*Proprietary products, patents and/or trademarks.

*Exclusive rights to a territory.

*Less warranty exposure than is typical in your industry.

*Management And /or employees will stay on after the sale. The more experienced or uniquely talented these people are, the better.

*The business is a franchise of a well established – And well known – company. For many buyers, the support and training they get from the franchisor is a major plus – one they are willing to pay for.

*Your industry is growing and the future appears bright.

*Important ratios such as profit margin And cost of sales are above average for you industry.

*You are offering above average financing terms

For these last two items you should check with any trade associations that serve your industry. They may be able to provide you with facts and statistics that can help you show the buyer that your business is part of a growing industry or trend.

Negative Factors That Can Decrease the Multiple

*Sales and profits have been trending down recently.

*Sale and profits have been inconsistent or unpredictable in the recent past.

*Sales from your most important product have been down or stagnant.

*One customer accounts for a large portion of your sales – more than 20%.

*There are many businesses similar to yours that are also for sale. Or your products are widely available at many places – a “Me To” product a line.

*The business relies heavily on location for its success but the lease is not transferable or is about to expire. If this applies to your business, try to get an extension on your lease before you start to sell.

*Pending legal or government issues such as law suits or environmental concerns.

*Important ratios such as profit margin and cost of sales are below average for you industry.

*A large amount of obsolete inventory.

*The business is part of a weak franchise or one with a bad reputation.

*Too many old accounts receivable that will never be collected.

*You are not offering any financing

How Do These Factors Affect the Price?

Sellers tend to focus mainly on the positive factors when talking to buyers.

Buyers, however, tend to zero in on the negatives – or what they perceive to be negative. They are averse to risk and so they will always be on the lookout for problems.

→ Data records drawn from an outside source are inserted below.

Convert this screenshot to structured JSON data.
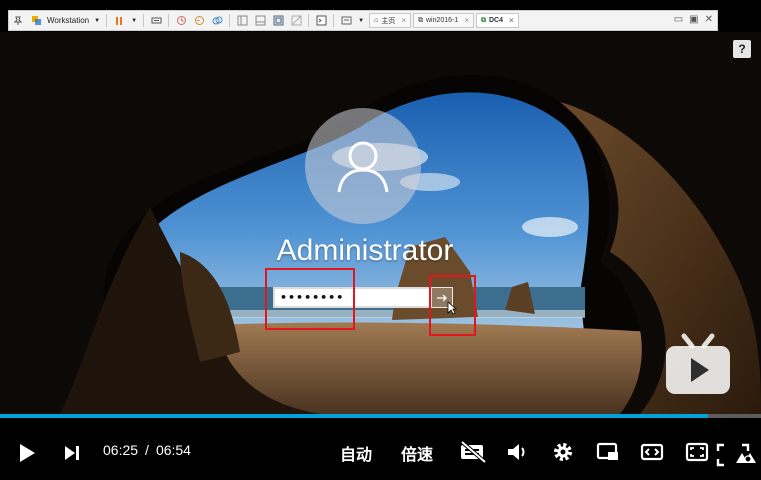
{
  "vmware": {
    "product_menu": "Workstation",
    "tabs": [
      {
        "label": "主页",
        "active": false
      },
      {
        "label": "win2016-1",
        "active": false
      },
      {
        "label": "DC4",
        "active": true
      }
    ]
  },
  "login": {
    "username": "Administrator",
    "password_masked": "••••••••",
    "help_label": "?"
  },
  "player": {
    "current_time": "06:25",
    "separator": "/",
    "total_time": "06:54",
    "progress": 0.93,
    "auto_label": "自动",
    "speed_label": "倍速",
    "accent_color": "#00a1d6"
  },
  "annotations": {
    "highlight_color": "#e3161b"
  }
}
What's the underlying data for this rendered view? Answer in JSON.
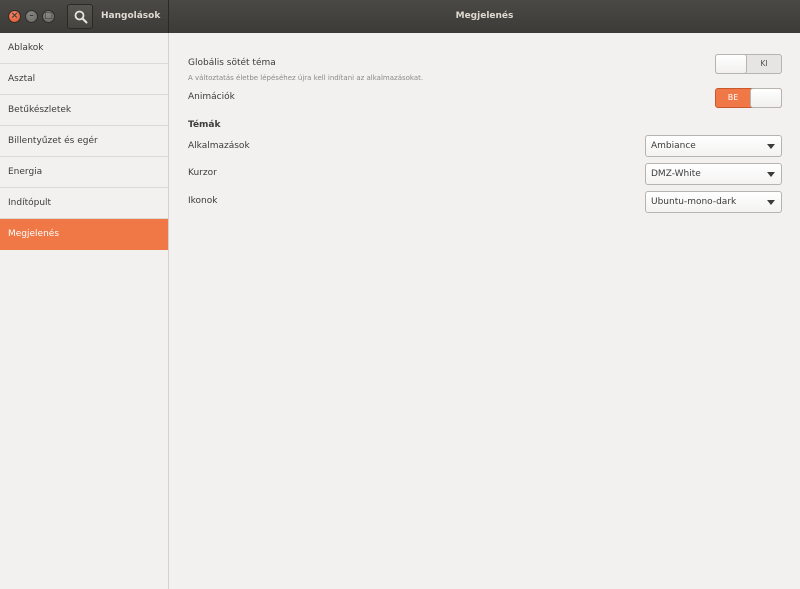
{
  "titlebar": {
    "app_title": "Hangolások",
    "page_title": "Megjelenés"
  },
  "sidebar": {
    "items": [
      {
        "label": "Ablakok"
      },
      {
        "label": "Asztal"
      },
      {
        "label": "Betűkészletek"
      },
      {
        "label": "Billentyűzet és egér"
      },
      {
        "label": "Energia"
      },
      {
        "label": "Indítópult"
      },
      {
        "label": "Megjelenés",
        "active": true
      }
    ]
  },
  "appearance": {
    "dark_theme_label": "Globális sötét téma",
    "dark_theme_hint": "A változtatás életbe lépéséhez újra kell indítani az alkalmazásokat.",
    "dark_theme_state": "KI",
    "animations_label": "Animációk",
    "animations_state": "BE",
    "themes_header": "Témák",
    "apps_label": "Alkalmazások",
    "apps_value": "Ambiance",
    "cursor_label": "Kurzor",
    "cursor_value": "DMZ-White",
    "icons_label": "Ikonok",
    "icons_value": "Ubuntu-mono-dark"
  },
  "colors": {
    "accent": "#f07746",
    "titlebar": "#3c3b37",
    "background": "#f2f1f0"
  }
}
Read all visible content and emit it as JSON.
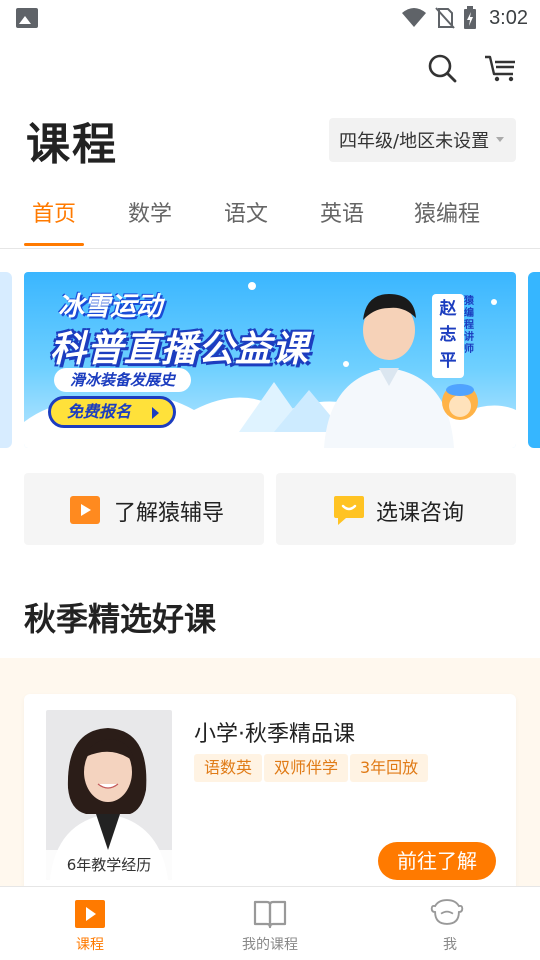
{
  "status_bar": {
    "time": "3:02",
    "icons": [
      "image-notification-icon",
      "wifi-icon",
      "no-sim-icon",
      "battery-charging-icon"
    ]
  },
  "header": {
    "title": "课程",
    "grade_selector": "四年级/地区未设置",
    "actions": [
      "search-icon",
      "cart-icon"
    ]
  },
  "tabs": [
    {
      "label": "首页",
      "active": true
    },
    {
      "label": "数学",
      "active": false
    },
    {
      "label": "语文",
      "active": false
    },
    {
      "label": "英语",
      "active": false
    },
    {
      "label": "猿编程",
      "active": false
    }
  ],
  "banner": {
    "top_line": "冰雪运动",
    "main_line": "科普直播公益课",
    "subtitle": "滑冰装备发展史",
    "cta": "免费报名",
    "teacher_name": "赵志平",
    "teacher_role": "猿编程讲师"
  },
  "quick_actions": [
    {
      "label": "了解猿辅导",
      "icon": "play-icon"
    },
    {
      "label": "选课咨询",
      "icon": "chat-icon"
    }
  ],
  "section": {
    "title": "秋季精选好课",
    "course": {
      "title": "小学·秋季精品课",
      "tags": [
        "语数英",
        "双师伴学",
        "3年回放"
      ],
      "teacher_experience": "6年教学经历",
      "button": "前往了解"
    }
  },
  "bottom_nav": [
    {
      "label": "课程",
      "icon": "play-icon",
      "active": true
    },
    {
      "label": "我的课程",
      "icon": "book-icon",
      "active": false
    },
    {
      "label": "我",
      "icon": "monkey-face-icon",
      "active": false
    }
  ],
  "colors": {
    "accent": "#ff7a00",
    "banner_blue": "#3ab6ff",
    "tag_bg": "#fff3e3"
  }
}
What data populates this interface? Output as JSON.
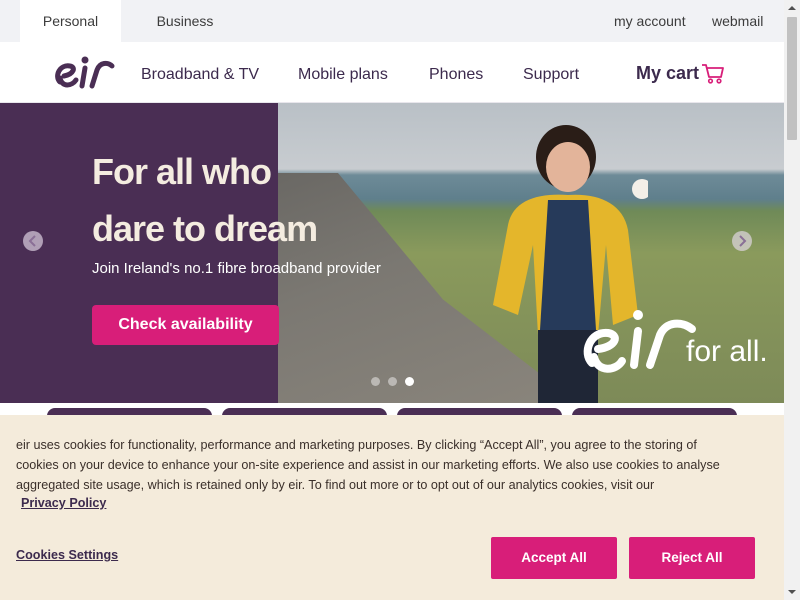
{
  "topbar": {
    "segments": [
      "Personal",
      "Business"
    ],
    "links": [
      "my account",
      "webmail"
    ]
  },
  "nav": {
    "logo": "eir",
    "items": [
      "Broadband & TV",
      "Mobile plans",
      "Phones",
      "Support"
    ],
    "cart_label": "My cart"
  },
  "hero": {
    "title_line1": "For all who",
    "title_line2": "dare to dream",
    "subtitle": "Join Ireland's no.1 fibre broadband provider",
    "cta": "Check availability",
    "tagline": "for all.",
    "slides": 3,
    "active_slide": 3
  },
  "cookie": {
    "text": "eir uses cookies for functionality, performance and marketing purposes. By clicking “Accept All”, you agree to the storing of cookies on your device to enhance your on-site experience and assist in our marketing efforts. We also use cookies to analyse aggregated site usage, which is retained only by eir. To find out more or to opt out of our analytics cookies, visit our",
    "privacy_link": "Privacy Policy",
    "settings_link": "Cookies Settings",
    "accept": "Accept All",
    "reject": "Reject All"
  },
  "colors": {
    "brand_purple": "#4a2e54",
    "brand_pink": "#d81e79",
    "cookie_bg": "#f4ebdb"
  },
  "icons": [
    "eir-logo",
    "cart-icon",
    "chevron-left-icon",
    "chevron-right-icon",
    "scroll-up-icon",
    "scroll-down-icon"
  ]
}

If any of the negative factors listed above exist in your business you are not alone. Almost every business has some problems and they should not stop you from successfully selling.

That these problems exist isn’t the issue, how you deal with them is.

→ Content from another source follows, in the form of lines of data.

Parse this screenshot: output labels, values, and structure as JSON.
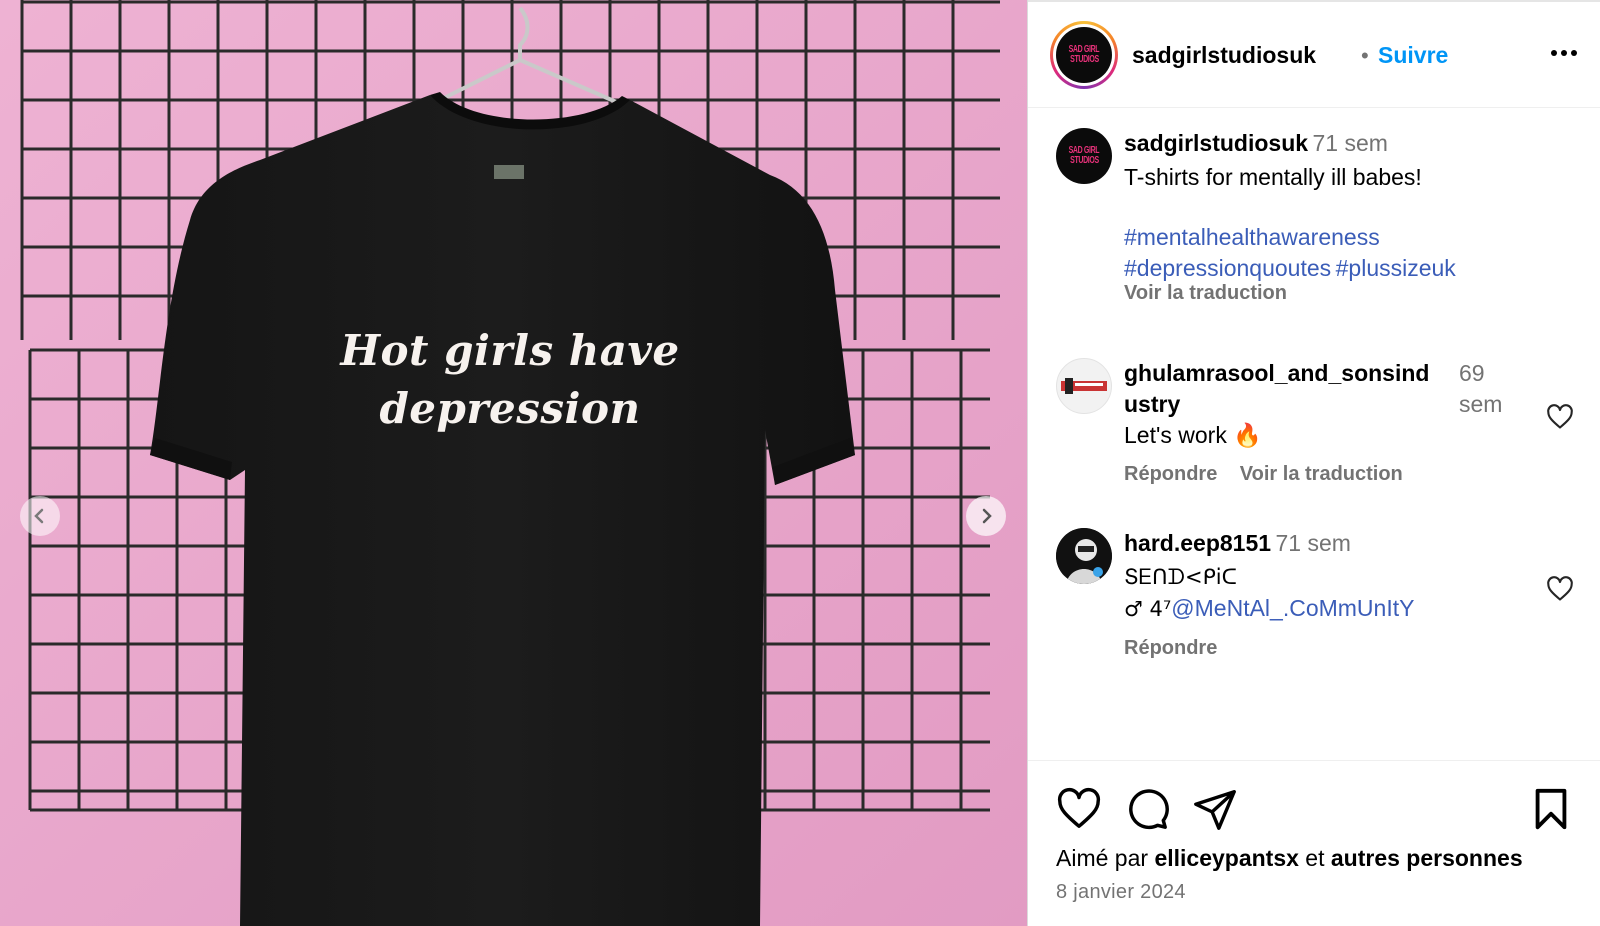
{
  "media": {
    "shirt_line1": "Hot girls have",
    "shirt_line2": "depression",
    "prev_icon": "chevron-left-icon",
    "next_icon": "chevron-right-icon"
  },
  "header": {
    "username": "sadgirlstudiosuk",
    "separator": "•",
    "follow_label": "Suivre",
    "more_icon": "more-horizontal-icon",
    "logo_text": [
      "SAD GIRL",
      "STUDIOS"
    ]
  },
  "caption": {
    "username": "sadgirlstudiosuk",
    "time": "71 sem",
    "text": "T-shirts for mentally ill babes!",
    "hashtags_line1": "#mentalhealthawareness",
    "hashtags_line2a": "#depressionquoutes",
    "hashtags_line2b": "#plussizeuk",
    "translate_label": "Voir la traduction"
  },
  "comments": [
    {
      "username_line1": "ghulamrasool_and_sonsind",
      "username_line2": "ustry",
      "time_line1": "69",
      "time_line2": "sem",
      "text": "Let's work 🔥",
      "reply_label": "Répondre",
      "translate_label": "Voir la traduction"
    },
    {
      "username": "hard.eep8151",
      "time": "71 sem",
      "text_line1": "ՏᎬᑎᗪ<ᑭiᑕ",
      "text_line2_prefix": "♂ 4⁷",
      "text_line2_mention": "@MeNtAl_.CoMmUnItY",
      "reply_label": "Répondre"
    }
  ],
  "footer": {
    "like_icon": "heart-icon",
    "comment_icon": "comment-icon",
    "share_icon": "send-icon",
    "save_icon": "bookmark-icon",
    "liked_prefix": "Aimé par",
    "liked_user": "elliceypantsx",
    "liked_middle": "et",
    "liked_others": "autres personnes",
    "date": "8 janvier 2024"
  },
  "colors": {
    "accent_blue": "#0095f6",
    "hashtag_blue": "#3b5db8",
    "muted": "#737373",
    "wall_pink": "#eaa6cc",
    "logo_pink": "#e8327a"
  }
}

You have several choices when it comes to the weak points of your business.

You can lower your price accordingly and show the buyer how and why you have discounted your price by lowering the multiple, you can ignore the issues and wait for the buyer to point them out, and you can fix the things that are fixable.

Or you can do a combination of all the above.

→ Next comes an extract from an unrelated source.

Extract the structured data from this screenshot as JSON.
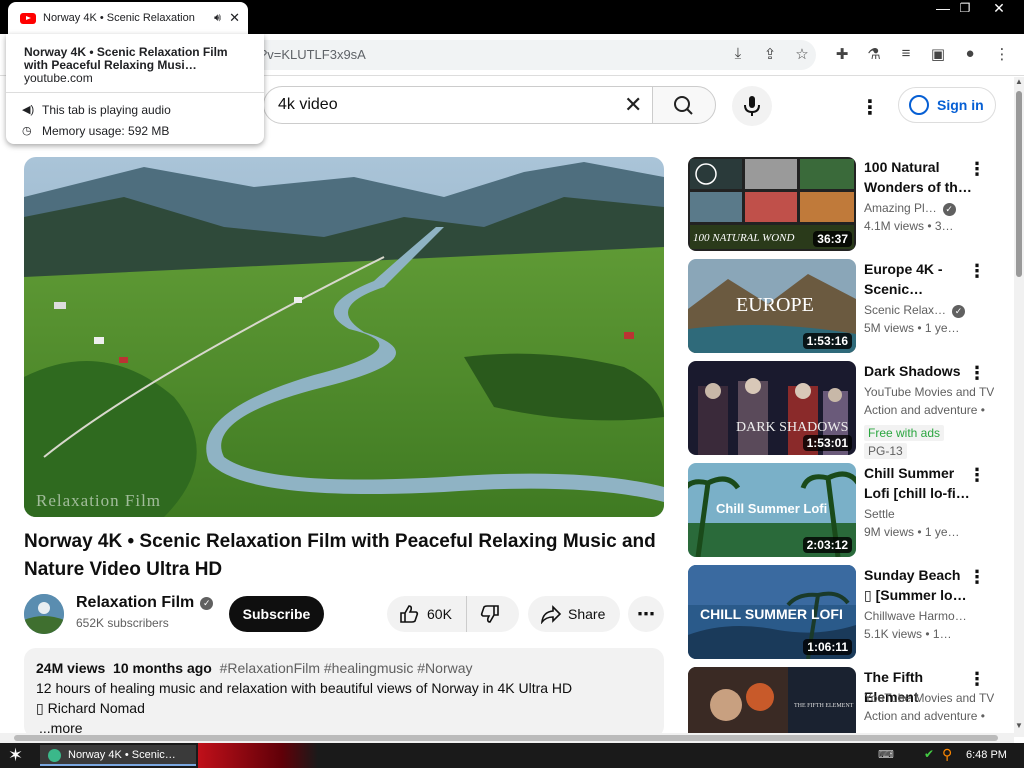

If you have old or obsolete inventory, get rid of it and take the lose. The same holds true for old accounts receivable. The buyer will not pay you any money for these things and they will only help to create a negative overall impression of the health of your business.

Other factors – such as a decline in sales in recent years or one customer accounting for much of your revenue – can’t be fixed so easily in the short term. If you don’t have the option of holding on to the business for another year or two so you can improve these things than you will have to adjust the price accordingly.

Finally, there are those items that you don’t control such as the fact that there are many similar businesses on the market or you are part of a franchise that is struggling.

I would suggest that you not lower your original asking price because of these items. But be aware that the buyer will probably bring them up at some point so be prepared to deal with them.

Before lowering your price, try first to offset any of these negatives with some of the positives features of your business. Maybe there are many businesses similar to yours on the market, but if your profits have steadily increased over the last few years or if you have a favorable lease in place that is transferable, you can show the buyer how your business is worth the price you are asking.